-- Extracted entries follows --

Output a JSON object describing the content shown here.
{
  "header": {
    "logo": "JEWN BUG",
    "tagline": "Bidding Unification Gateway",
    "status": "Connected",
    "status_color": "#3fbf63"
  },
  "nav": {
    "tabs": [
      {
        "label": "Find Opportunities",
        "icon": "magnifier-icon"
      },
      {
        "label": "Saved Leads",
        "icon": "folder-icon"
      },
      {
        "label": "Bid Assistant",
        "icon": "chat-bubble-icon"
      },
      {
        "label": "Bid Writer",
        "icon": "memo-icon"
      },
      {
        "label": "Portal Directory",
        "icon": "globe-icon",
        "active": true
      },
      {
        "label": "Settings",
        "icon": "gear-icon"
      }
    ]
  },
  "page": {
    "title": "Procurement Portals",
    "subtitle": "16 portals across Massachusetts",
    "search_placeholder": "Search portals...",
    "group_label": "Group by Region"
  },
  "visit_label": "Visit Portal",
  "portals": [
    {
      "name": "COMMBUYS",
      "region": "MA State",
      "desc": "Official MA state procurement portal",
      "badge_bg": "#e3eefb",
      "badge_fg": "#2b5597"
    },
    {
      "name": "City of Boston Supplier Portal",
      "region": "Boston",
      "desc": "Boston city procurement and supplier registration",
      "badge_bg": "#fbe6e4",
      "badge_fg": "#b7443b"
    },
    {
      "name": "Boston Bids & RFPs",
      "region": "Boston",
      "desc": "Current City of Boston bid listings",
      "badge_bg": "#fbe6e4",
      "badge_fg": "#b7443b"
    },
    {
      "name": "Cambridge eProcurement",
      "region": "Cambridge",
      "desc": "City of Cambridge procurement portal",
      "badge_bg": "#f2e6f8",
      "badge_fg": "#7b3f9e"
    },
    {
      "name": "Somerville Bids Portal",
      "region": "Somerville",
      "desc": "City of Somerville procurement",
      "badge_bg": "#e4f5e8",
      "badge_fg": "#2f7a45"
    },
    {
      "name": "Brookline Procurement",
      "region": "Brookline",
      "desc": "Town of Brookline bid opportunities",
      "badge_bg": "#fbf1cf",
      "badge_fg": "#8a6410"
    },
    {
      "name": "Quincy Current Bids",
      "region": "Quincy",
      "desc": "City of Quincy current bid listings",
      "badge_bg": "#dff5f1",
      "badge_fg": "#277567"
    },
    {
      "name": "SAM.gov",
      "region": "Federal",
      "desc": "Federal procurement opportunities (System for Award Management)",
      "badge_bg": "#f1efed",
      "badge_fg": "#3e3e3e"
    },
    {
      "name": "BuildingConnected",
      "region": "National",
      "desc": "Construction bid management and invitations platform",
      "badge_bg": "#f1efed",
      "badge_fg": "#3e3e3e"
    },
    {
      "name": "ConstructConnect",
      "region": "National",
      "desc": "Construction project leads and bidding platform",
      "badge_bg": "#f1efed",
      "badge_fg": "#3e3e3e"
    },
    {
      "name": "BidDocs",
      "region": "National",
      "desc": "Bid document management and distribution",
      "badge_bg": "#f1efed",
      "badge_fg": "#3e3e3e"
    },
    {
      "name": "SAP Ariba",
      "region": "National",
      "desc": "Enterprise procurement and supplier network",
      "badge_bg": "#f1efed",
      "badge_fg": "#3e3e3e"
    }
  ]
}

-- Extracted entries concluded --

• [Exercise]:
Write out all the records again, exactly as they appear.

• [Exercise response]:
Output a JSON object describing the content shown here.
{
  "header": {
    "logo": "JEWN BUG",
    "tagline": "Bidding Unification Gateway",
    "status": "Connected",
    "status_color": "#3fbf63"
  },
  "nav": {
    "tabs": [
      {
        "label": "Find Opportunities",
        "icon": "magnifier-icon"
      },
      {
        "label": "Saved Leads",
        "icon": "folder-icon"
      },
      {
        "label": "Bid Assistant",
        "icon": "chat-bubble-icon"
      },
      {
        "label": "Bid Writer",
        "icon": "memo-icon"
      },
      {
        "label": "Portal Directory",
        "icon": "globe-icon",
        "active": true
      },
      {
        "label": "Settings",
        "icon": "gear-icon"
      }
    ]
  },
  "page": {
    "title": "Procurement Portals",
    "subtitle": "16 portals across Massachusetts",
    "search_placeholder": "Search portals...",
    "group_label": "Group by Region"
  },
  "visit_label": "Visit Portal",
  "portals": [
    {
      "name": "COMMBUYS",
      "region": "MA State",
      "desc": "Official MA state procurement portal",
      "badge_bg": "#e3eefb",
      "badge_fg": "#2b5597"
    },
    {
      "name": "City of Boston Supplier Portal",
      "region": "Boston",
      "desc": "Boston city procurement and supplier registration",
      "badge_bg": "#fbe6e4",
      "badge_fg": "#b7443b"
    },
    {
      "name": "Boston Bids & RFPs",
      "region": "Boston",
      "desc": "Current City of Boston bid listings",
      "badge_bg": "#fbe6e4",
      "badge_fg": "#b7443b"
    },
    {
      "name": "Cambridge eProcurement",
      "region": "Cambridge",
      "desc": "City of Cambridge procurement portal",
      "badge_bg": "#f2e6f8",
      "badge_fg": "#7b3f9e"
    },
    {
      "name": "Somerville Bids Portal",
      "region": "Somerville",
      "desc": "City of Somerville procurement",
      "badge_bg": "#e4f5e8",
      "badge_fg": "#2f7a45"
    },
    {
      "name": "Brookline Procurement",
      "region": "Brookline",
      "desc": "Town of Brookline bid opportunities",
      "badge_bg": "#fbf1cf",
      "badge_fg": "#8a6410"
    },
    {
      "name": "Quincy Current Bids",
      "region": "Quincy",
      "desc": "City of Quincy current bid listings",
      "badge_bg": "#dff5f1",
      "badge_fg": "#277567"
    },
    {
      "name": "SAM.gov",
      "region": "Federal",
      "desc": "Federal procurement opportunities (System for Award Management)",
      "badge_bg": "#f1efed",
      "badge_fg": "#3e3e3e"
    },
    {
      "name": "BuildingConnected",
      "region": "National",
      "desc": "Construction bid management and invitations platform",
      "badge_bg": "#f1efed",
      "badge_fg": "#3e3e3e"
    },
    {
      "name": "ConstructConnect",
      "region": "National",
      "desc": "Construction project leads and bidding platform",
      "badge_bg": "#f1efed",
      "badge_fg": "#3e3e3e"
    },
    {
      "name": "BidDocs",
      "region": "National",
      "desc": "Bid document management and distribution",
      "badge_bg": "#f1efed",
      "badge_fg": "#3e3e3e"
    },
    {
      "name": "SAP Ariba",
      "region": "National",
      "desc": "Enterprise procurement and supplier network",
      "badge_bg": "#f1efed",
      "badge_fg": "#3e3e3e"
    }
  ]
}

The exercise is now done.